In a quest for peace and simplicity, but a day and age of information overload and unending overwhelm, too many of us live in a state of near-panic. Only recently have I discovered in my own life that multi-tasking is the biggest source of my struggle.

I have conditioned myself over many years to try to be as efficient as possible by doing more things in less time, thus naturally leading to habits like…talking on the telephone while painting my toenails and cleaning the kitchen between coats of polish. As a mother, it only gets worse. I am helping my child read a book while cooking chicken in the skillet and sweeping the dining room floor. The result: My son is frustrated, the chicken gets overcooked, I am stressed out and the dining room floor only gets half done.

Was multi-tasking really the ideal solution?

The result of this lifestyle is my kids having behavioral problems, which lead me to driving 45 minutes to the nearest play therapist, and paying money I do not have for him to tell me to play with my children for five minutes per day each, one-on-one, undistracted. That is the solution. Give them my undivided attention for as little as five minutes per day and their behavior and our family functioning will improve dramatically.

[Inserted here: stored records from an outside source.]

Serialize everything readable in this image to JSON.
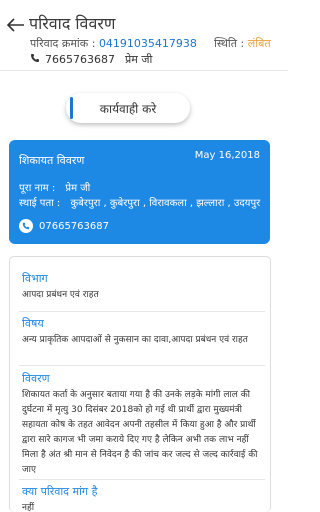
{
  "header": {
    "title": "परिवाद विवरण",
    "complaint_number_label": "परिवाद क्रमांक :",
    "complaint_number": "04191035417938",
    "status_label": "स्थिति :",
    "status_value": "लंबित",
    "phone": "7665763687",
    "name": "प्रेम जी"
  },
  "action_button": {
    "label": "कार्यवाही करे"
  },
  "card": {
    "heading": "शिकायत विवरण",
    "date": "May 16,2018",
    "full_name_label": "पूरा नाम :",
    "full_name": "प्रेम जी",
    "address_label": "स्थाई पता :",
    "address": "कुबेरपुरा , कुबेरपुरा , विरावकला , झल्लारा , उदयपुर",
    "phone": "07665763687"
  },
  "details": {
    "department_label": "विभाग",
    "department_value": "आपदा प्रबंधन एवं राहत",
    "subject_label": "विषय",
    "subject_value": "अन्य प्राकृतिक आपदाओं से नुकसान का दावा,आपदा प्रबंधन एवं राहत",
    "description_label": "विवरण",
    "description_value": "शिकायत कर्ता के अनुसार बताया गया है की उनके लड़के मांगी लाल की दुर्घटना में मृत्यु 30 दिसंबर 2018को हो गई थी प्रार्थी द्वारा मुख्यमंत्री सहायता कोष के तहत आवेदन अपनी तहसील में किया हुआ है और प्रार्थी द्वारा सारे कागज भी जमा कराये दिए गए है लेकिन अभी तक लाभ नहीं मिला है अंत श्री मान से निवेदन है की जांच कर जल्द से जल्द कार्रवाई की जाए",
    "request_label": "क्या परिवाद मांग है",
    "request_value": "नहीं"
  },
  "colors": {
    "accent": "#1e88e5",
    "status": "#e8a23b"
  }
}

The advice is telling. How much is multi-tasking and distraction adding to my distress instead of improving my efficiency? Instead of getting two things done well, I end up with ten things half-done, yelling at the children, and wanting to pull my hair out.

Can you relate? Have you tried actively stopping your brain from going into multi-task mode and instead staying mentally and physically with one thing at a time? As I do this more and more, I am seeing a huge payoff. My kids will confirm the cooking improvement alone is evidence of success! As for the quality of our family functioning, peacefulness, and happiness, that my friends is priceless!

Less is more,

Nikola Rosa